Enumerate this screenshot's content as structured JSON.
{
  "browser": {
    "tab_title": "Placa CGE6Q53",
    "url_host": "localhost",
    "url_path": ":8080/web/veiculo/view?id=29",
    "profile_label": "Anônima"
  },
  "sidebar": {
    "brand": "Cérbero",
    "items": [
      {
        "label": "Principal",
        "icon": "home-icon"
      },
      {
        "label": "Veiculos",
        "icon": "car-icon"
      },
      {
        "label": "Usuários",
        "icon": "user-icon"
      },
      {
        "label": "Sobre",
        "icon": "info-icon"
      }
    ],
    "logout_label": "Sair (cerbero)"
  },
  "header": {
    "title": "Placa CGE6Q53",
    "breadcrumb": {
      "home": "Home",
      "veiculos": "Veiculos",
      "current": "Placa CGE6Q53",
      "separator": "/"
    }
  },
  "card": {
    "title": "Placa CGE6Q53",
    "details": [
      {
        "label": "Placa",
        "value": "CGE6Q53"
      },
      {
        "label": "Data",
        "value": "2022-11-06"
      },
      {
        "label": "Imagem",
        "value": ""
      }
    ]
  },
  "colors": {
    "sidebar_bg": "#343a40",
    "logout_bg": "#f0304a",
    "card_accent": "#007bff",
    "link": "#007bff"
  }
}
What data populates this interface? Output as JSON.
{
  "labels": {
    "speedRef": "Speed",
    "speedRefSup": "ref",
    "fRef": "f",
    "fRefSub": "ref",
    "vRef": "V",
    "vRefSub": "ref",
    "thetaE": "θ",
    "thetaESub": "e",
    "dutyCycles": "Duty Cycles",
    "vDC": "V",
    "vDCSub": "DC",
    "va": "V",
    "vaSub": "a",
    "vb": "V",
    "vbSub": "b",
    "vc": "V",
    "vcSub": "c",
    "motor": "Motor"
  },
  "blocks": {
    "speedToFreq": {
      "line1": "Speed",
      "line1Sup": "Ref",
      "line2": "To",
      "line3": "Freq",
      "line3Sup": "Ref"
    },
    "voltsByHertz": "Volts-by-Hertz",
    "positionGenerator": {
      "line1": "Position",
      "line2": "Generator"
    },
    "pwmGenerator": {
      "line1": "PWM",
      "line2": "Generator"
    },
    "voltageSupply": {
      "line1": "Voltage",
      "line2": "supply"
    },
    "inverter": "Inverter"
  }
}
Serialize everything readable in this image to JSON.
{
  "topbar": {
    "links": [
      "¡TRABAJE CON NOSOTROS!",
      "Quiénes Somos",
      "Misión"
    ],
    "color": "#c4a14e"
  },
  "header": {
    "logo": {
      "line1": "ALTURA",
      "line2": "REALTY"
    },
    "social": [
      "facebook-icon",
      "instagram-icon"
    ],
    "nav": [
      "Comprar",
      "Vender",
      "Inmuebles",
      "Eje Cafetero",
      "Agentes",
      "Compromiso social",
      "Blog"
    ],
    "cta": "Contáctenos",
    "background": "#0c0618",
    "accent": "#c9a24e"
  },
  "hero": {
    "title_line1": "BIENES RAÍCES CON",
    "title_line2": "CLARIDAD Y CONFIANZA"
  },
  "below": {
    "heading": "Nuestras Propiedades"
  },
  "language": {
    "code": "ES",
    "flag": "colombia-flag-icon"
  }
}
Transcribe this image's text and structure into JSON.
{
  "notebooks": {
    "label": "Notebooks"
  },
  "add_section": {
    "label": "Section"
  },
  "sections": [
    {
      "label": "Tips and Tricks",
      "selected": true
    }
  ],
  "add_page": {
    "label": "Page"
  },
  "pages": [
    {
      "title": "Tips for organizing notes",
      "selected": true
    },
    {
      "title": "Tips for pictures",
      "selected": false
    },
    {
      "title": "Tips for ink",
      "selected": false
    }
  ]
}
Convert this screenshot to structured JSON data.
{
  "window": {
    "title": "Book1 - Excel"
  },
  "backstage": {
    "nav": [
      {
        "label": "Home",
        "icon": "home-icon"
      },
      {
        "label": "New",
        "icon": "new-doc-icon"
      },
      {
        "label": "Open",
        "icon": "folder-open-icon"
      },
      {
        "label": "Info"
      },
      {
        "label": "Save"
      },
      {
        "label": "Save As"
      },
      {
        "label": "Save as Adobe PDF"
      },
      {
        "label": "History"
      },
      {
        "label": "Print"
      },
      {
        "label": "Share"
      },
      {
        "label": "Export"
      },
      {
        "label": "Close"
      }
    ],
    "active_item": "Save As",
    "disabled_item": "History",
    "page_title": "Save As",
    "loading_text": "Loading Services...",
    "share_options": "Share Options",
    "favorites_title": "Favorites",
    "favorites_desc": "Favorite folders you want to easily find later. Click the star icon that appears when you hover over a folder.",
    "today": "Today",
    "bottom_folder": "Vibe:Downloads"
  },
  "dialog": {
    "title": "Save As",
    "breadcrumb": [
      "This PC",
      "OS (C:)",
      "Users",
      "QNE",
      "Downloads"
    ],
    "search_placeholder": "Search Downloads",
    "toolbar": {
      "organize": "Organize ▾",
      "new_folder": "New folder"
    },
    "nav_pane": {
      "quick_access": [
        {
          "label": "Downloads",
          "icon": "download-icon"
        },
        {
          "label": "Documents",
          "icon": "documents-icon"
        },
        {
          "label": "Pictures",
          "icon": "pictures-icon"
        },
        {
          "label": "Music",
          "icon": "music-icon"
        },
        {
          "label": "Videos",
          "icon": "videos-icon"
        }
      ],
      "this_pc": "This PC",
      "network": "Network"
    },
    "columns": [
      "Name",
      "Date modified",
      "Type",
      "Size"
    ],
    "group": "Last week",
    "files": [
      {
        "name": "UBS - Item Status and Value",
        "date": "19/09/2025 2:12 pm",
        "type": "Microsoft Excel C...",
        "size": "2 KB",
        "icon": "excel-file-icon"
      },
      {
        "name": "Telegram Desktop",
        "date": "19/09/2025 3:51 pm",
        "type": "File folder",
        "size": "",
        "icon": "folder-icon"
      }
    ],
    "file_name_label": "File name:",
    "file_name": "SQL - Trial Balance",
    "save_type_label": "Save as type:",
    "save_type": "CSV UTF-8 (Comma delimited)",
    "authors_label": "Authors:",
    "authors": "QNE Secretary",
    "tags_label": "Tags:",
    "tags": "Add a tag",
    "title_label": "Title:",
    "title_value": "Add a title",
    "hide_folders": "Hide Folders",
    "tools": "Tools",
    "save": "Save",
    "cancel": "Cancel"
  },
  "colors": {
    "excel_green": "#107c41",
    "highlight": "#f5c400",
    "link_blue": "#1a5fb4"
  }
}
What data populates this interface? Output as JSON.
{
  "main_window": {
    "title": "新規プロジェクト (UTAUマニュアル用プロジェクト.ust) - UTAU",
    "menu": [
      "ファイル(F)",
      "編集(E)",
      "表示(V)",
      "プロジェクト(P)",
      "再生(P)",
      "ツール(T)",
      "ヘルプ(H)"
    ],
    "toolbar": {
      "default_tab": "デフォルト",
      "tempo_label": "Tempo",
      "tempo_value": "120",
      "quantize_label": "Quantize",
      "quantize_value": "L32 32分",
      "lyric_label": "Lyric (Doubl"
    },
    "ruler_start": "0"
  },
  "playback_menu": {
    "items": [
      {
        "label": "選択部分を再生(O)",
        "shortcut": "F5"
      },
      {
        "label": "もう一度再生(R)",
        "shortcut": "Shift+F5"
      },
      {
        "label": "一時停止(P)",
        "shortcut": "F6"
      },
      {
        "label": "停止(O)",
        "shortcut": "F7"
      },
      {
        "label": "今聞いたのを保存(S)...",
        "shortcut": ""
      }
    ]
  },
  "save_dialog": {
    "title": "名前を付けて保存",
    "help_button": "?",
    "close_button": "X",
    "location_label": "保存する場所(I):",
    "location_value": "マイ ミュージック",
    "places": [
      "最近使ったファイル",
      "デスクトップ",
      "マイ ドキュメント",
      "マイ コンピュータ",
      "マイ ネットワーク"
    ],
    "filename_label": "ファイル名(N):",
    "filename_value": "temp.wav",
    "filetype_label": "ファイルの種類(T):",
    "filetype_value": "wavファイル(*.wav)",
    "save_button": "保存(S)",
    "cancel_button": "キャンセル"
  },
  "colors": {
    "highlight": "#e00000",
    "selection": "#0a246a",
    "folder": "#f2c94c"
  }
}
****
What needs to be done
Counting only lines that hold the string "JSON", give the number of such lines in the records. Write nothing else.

Your response
6